I’ve been slacking off lately so to make up for it — a double feature.
This Is Where I Leave You
This new comedy/drama from director Shawn Levy and writer Jonathan Tropper is like a lesser version of last winter’s “August: Osage County.” The family is slightly less dysfunctional and the story is slightly less compelling. Still, I found it slightly more entertaining.
Jane Fonda stars as Hillary, matriarch of the Altman family. She’s a celebrity psychologist who naturally has caused his children all kinds of embarrassment by making them the subjects of her best-selling books. When her husband dies, the children are all called home to spend seven days sitting Shiva, per their father’s last wish.
Corey Stoll stars as Paul, the oldest son. He’s the no-nonsense, responsible one who has been running the family business. His wife Alice (Kathryn Hahn) desperately wants a baby. Since Paul has the least problems he gets the least amount of screen time.
Tina Fey plays daughter Wendy, stuck in a loveless marriage with two small children. Her true love is next-door-neighbor Horry (Timothy Olyphant), who suffered brain damage due to a car accident way back when they were dating.
Jason Bateman plays Judd, the central character of the piece. Judd’s life was actually going pretty well until the day his father died — which also happened to be the day he discovered his wife Quinn (Abigail Spencer) was cheating on him with his boss (Dax Shepard).
Finally we have the youngest sibling, Phillip (Adam Driver). Phillip is immature and irresponsible. He arrives late for the funeral and brings with him a girlfriend. Tracy (Connie Britton) is a psychologist like mom. She’s significantly older than Phillip.
Take these characters, toss in an old flame of Judd’s (Rose Byrne), toss them around for seven days condensed into a couple of hours, and that’s your film. There are scenes to make you laugh, scenes to pull at your heartstrings, but it all felt pretty insubstantial.
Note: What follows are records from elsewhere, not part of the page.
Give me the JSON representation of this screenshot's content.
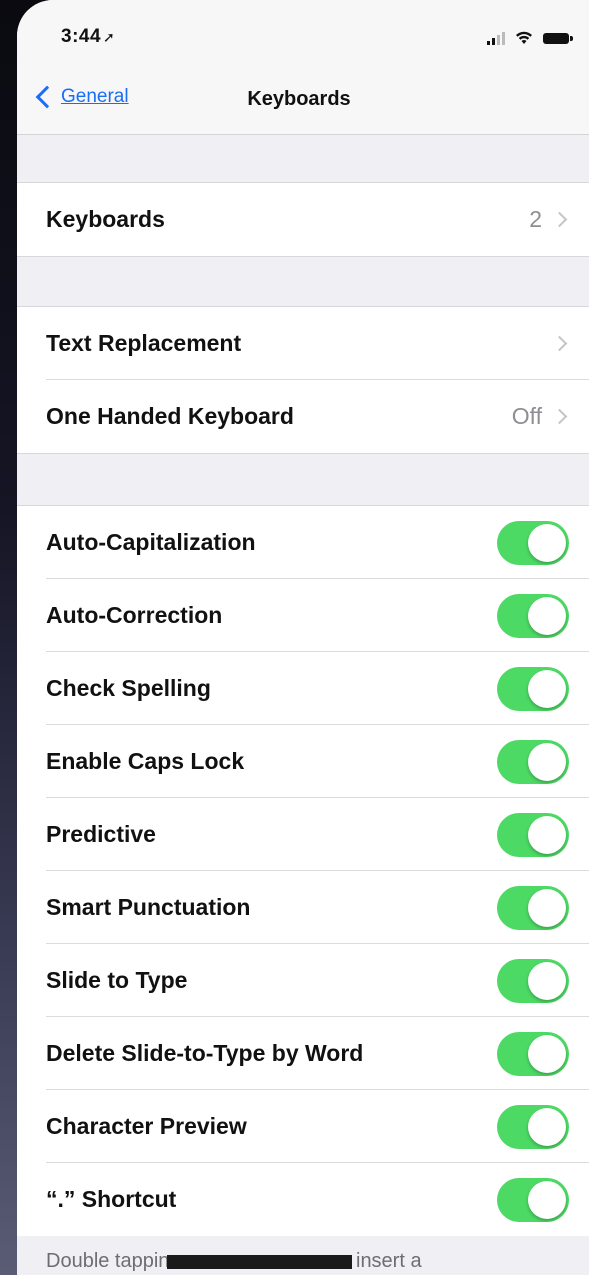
{
  "status": {
    "time": "3:44",
    "location_icon": "location-arrow-icon",
    "signal_icon": "cellular-signal-icon",
    "wifi_icon": "wifi-icon",
    "battery_icon": "battery-icon"
  },
  "nav": {
    "back_label": "General",
    "title": "Keyboards"
  },
  "group1": [
    {
      "label": "Keyboards",
      "value": "2"
    }
  ],
  "group2": [
    {
      "label": "Text Replacement",
      "value": ""
    },
    {
      "label": "One Handed Keyboard",
      "value": "Off"
    }
  ],
  "toggles": [
    {
      "label": "Auto-Capitalization",
      "on": true
    },
    {
      "label": "Auto-Correction",
      "on": true
    },
    {
      "label": "Check Spelling",
      "on": true
    },
    {
      "label": "Enable Caps Lock",
      "on": true
    },
    {
      "label": "Predictive",
      "on": true
    },
    {
      "label": "Smart Punctuation",
      "on": true
    },
    {
      "label": "Slide to Type",
      "on": true
    },
    {
      "label": "Delete Slide-to-Type by Word",
      "on": true
    },
    {
      "label": "Character Preview",
      "on": true
    },
    {
      "label": "“.” Shortcut",
      "on": true
    }
  ],
  "footer": {
    "text_before": "Double tappin",
    "text_after": " insert a"
  },
  "colors": {
    "toggle_on": "#4cd964",
    "link": "#1a6ef5",
    "background": "#efeff4"
  }
}
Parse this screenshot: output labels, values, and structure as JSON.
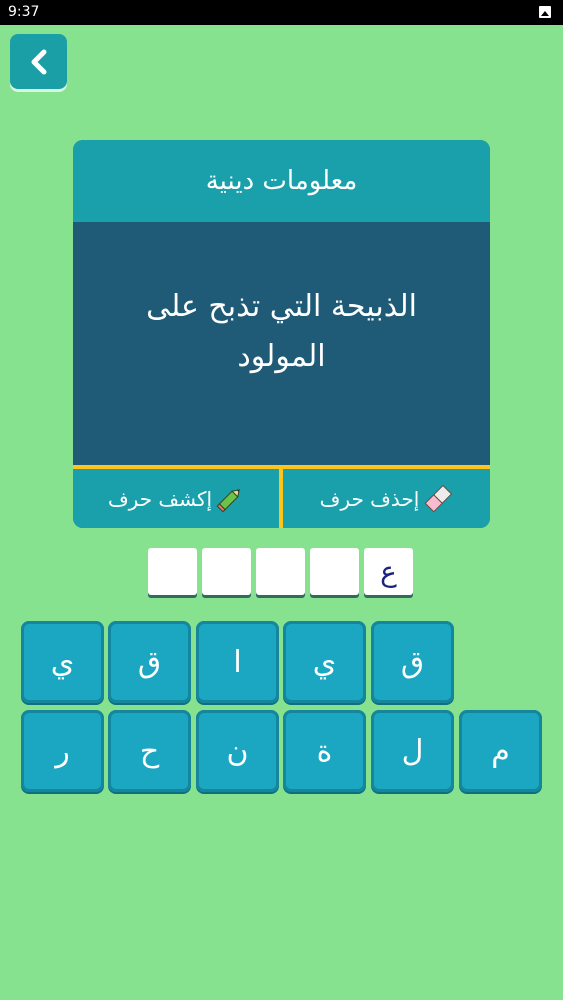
{
  "status_bar": {
    "time": "9:37"
  },
  "category": "معلومات دينية",
  "question": "الذبيحة التي تذبح على المولود",
  "buttons": {
    "reveal_label": "إكشف حرف",
    "delete_label": "إحذف حرف"
  },
  "answer_boxes": [
    "ع",
    "",
    "",
    "",
    ""
  ],
  "letter_rows": [
    [
      "ق",
      "ي",
      "ا",
      "ق",
      "ي"
    ],
    [
      "م",
      "ل",
      "ة",
      "ن",
      "ح",
      "ر"
    ]
  ],
  "colors": {
    "background": "#86e28e",
    "teal": "#19a0ab",
    "navy": "#1f5a76",
    "yellow": "#ffc51a",
    "tile": "#1ba7c2"
  },
  "icons": [
    "chevron-left-icon",
    "pencil-icon",
    "eraser-icon",
    "image-icon"
  ]
}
The emotional tug of the story wasn’t there.
If you’re a big fan of infidelity you’ll enjoy this movie. There’s a twist at the end that had me more confused than shocked because for the entire film I was assuming the woman who was around all the time was Hillary’s sister since she was never properly identified.
I did like the cast and they are the main selling point for “This Is Where I Leave You.” The actors deserved a better story.
The Maze Runner
After suffering through five “Twilight” movies I decided I was going to be far more selective before attending a film based on a young adult book series. Call it a moment of weakness or just a really slow few weeks of new releases, but I broke down and went to see “The Maze Runner.”
Based on the first book in a trilogy (thank God there are only three) by James Dashner, “The Maze Runner” takes place in a post-apocalyptic future where kids are being used and abused for the benefit of adults (see also, “The Hunger Games”). You’d think kids today would have enough to worry about with Ebola, ISIS, global warming and the inevitable collapse of Social Security.
Dylan O’Brien stars as Thomas, a teenager who awakes one day to find he’s on a freight elevator that deposits him in a large green field surrounded by other young men. Thomas has no memory of who his past life, an affliction everyone there shares.
Thomas’ new home, known as The Glade, is surrounded by tall, immense walls that open once in the morning and once at night. Behind the walls is an intricate maze that changes every night. There are also monsters — cyborg spiders known as Grievers– who wander the maze. No one knows what’s on the other side of the maze.
The teen and pre-teen males who populate The Glade have formed a somewhat self-sufficient society led by Alby (Aml Ameen) and his second-in-command Newt (Thomas Brodie-Sangster). Everyone has a role to play and at the top of the food chain are the maze runners — boys who go into the maze every morning and map out as much of it as they can before the gates close at night.
Not content to grow crops, Thomas wants to go into the maze and get to the other side. His rebellious actions create a great deal of trouble for the group but eventually he convinces enough of them to make a run for it.
“The Maze Runner” has a few things going for it. I liked the young cast and the design work of the maze and it’s surroundings. I was less impressed with the Grievers and the way most of the action sequences took place in the dark so you couldn’t make out what was going on.
But the film really falls apart when you get to the other side of the maze. I won’t blow the explanation here, let’s just say it left me slightly confused but mostly unimpressed.
And then the movie commits the ultimate sin for the first film in (what the filmmakers’ hope is) a franchise: it doesn’t come with a satisfying ending. After almost two hours we learn that we haven’t really watched a movie, we’ve just watched an extended trailer for the next movie.
Bad move. Always make that first film self-contained because you never know if you’re going to get to make that second film (see ‘Eragon” and “The Golden Compass,” among others). I should want to watch a sequel because I want to spend more time in this world and with these characters, not because I want to know what the point was of the previous film.